A Federal High Court in Abuja has discharged an interim forfeiture order on the Oil Prospecting Licence (OPL) 245.
Justice John Tsoho, who delivered the ruling, also refused an application filed by Malabu Oil and Gas to join in the case.
The EFCC asked the court to temporarily return the oil well to the government while it continued its investigation, which the court granted.
Both companies approached the court with an application, challenging the ruling.
Shell Nigeria Exploration and Production Company (SNEPCO) said it welcomed the judgment. He said that as a result, the ownership of the OPL should be returned to Shell and Agip.
The Nigerian court case is the latest of several inquiries, following those by Dutch and Italian authorities, into the purchase of OPL 245, which could hold up to 9.23 billion barrels of oil, according to industry figures.
The rights to the oil block were originally awarded to Malabu, in controversial circumstances, by former petroleum minister, Dan Etete.
In the deal finally consummated in 2011, only $210 million of the $1.3 billion paid by Shell and Eni for the block went into federal government coffers as "signature bonus".
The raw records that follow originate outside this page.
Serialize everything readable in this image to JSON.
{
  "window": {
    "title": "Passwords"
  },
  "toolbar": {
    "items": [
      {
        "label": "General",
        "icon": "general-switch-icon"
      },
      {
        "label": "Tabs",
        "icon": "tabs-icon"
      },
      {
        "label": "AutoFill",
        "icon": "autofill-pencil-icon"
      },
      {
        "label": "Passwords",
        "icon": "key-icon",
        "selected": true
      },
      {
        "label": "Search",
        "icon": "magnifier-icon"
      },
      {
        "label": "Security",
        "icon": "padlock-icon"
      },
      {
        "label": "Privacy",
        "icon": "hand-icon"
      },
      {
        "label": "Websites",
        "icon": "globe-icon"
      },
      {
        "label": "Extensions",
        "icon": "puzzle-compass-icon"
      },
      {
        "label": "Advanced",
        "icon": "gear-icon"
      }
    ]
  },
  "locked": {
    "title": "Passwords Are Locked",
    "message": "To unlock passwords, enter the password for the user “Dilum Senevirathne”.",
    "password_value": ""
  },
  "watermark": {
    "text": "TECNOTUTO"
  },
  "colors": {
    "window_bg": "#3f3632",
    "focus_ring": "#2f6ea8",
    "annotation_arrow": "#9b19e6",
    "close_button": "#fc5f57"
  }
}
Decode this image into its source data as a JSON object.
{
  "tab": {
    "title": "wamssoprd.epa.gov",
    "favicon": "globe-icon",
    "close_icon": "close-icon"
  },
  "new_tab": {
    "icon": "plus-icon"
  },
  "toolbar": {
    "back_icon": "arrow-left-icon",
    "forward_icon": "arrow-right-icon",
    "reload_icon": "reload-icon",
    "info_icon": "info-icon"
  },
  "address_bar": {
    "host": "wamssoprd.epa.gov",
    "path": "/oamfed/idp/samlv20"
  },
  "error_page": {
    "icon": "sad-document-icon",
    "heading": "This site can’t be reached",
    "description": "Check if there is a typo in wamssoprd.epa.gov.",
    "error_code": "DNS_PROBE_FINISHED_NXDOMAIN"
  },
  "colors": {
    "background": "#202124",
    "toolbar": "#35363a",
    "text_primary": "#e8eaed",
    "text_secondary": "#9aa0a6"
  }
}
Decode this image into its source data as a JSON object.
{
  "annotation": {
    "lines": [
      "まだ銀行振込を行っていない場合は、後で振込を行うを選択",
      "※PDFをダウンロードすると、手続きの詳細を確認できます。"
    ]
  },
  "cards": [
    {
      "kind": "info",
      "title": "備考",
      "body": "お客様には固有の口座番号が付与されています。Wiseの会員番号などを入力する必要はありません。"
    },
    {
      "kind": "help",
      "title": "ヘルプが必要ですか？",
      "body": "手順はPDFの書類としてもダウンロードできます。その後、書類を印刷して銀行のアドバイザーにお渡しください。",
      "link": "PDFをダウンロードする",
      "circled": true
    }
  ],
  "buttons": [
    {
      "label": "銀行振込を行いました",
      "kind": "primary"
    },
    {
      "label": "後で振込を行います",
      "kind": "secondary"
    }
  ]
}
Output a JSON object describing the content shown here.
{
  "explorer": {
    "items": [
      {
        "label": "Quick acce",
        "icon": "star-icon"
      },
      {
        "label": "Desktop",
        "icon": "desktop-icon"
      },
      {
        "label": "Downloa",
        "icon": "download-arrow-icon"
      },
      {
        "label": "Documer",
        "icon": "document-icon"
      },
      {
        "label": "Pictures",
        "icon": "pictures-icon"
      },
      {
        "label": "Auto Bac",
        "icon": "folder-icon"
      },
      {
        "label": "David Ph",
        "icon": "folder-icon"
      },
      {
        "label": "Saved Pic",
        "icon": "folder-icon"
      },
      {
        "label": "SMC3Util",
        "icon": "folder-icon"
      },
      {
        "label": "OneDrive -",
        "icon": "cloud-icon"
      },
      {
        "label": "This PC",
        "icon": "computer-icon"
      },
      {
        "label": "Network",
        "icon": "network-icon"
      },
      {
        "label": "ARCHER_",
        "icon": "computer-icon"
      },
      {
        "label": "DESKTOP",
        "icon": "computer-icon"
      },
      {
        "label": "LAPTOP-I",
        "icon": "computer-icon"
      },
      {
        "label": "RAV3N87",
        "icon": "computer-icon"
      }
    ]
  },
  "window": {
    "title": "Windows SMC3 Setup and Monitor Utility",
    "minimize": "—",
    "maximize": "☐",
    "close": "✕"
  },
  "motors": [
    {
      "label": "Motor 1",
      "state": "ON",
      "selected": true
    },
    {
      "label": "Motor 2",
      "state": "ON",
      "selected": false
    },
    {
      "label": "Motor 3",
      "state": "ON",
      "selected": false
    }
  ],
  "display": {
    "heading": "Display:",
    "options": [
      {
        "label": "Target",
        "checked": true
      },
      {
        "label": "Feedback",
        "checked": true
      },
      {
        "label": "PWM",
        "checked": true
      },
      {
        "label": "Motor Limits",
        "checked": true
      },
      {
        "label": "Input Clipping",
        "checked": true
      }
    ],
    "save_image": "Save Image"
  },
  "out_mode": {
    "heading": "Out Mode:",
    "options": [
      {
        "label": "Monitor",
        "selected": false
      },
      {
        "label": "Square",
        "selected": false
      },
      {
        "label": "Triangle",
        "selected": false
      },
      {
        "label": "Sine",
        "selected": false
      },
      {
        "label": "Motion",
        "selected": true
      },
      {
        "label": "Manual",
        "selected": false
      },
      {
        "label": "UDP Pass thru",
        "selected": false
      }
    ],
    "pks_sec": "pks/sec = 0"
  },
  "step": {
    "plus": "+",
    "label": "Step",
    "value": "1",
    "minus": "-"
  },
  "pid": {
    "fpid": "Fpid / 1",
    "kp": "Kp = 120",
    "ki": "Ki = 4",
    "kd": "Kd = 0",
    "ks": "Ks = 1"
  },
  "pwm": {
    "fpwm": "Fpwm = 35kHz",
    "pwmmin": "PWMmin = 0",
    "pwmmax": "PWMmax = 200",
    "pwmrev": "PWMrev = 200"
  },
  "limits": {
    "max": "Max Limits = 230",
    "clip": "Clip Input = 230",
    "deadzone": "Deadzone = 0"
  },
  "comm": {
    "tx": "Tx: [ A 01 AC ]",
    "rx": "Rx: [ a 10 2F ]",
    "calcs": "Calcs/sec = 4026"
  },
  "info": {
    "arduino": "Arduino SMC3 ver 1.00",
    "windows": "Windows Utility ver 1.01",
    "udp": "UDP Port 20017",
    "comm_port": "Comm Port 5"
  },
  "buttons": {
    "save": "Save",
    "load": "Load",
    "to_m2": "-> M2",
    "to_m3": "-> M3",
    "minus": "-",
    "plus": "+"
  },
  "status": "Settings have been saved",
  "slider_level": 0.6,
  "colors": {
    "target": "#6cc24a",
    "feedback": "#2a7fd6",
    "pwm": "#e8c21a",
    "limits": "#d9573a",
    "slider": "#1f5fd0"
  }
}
Shell later chose to resolve the matter with Malabu in 2010, when former President Goodluck Jonathan assumed office.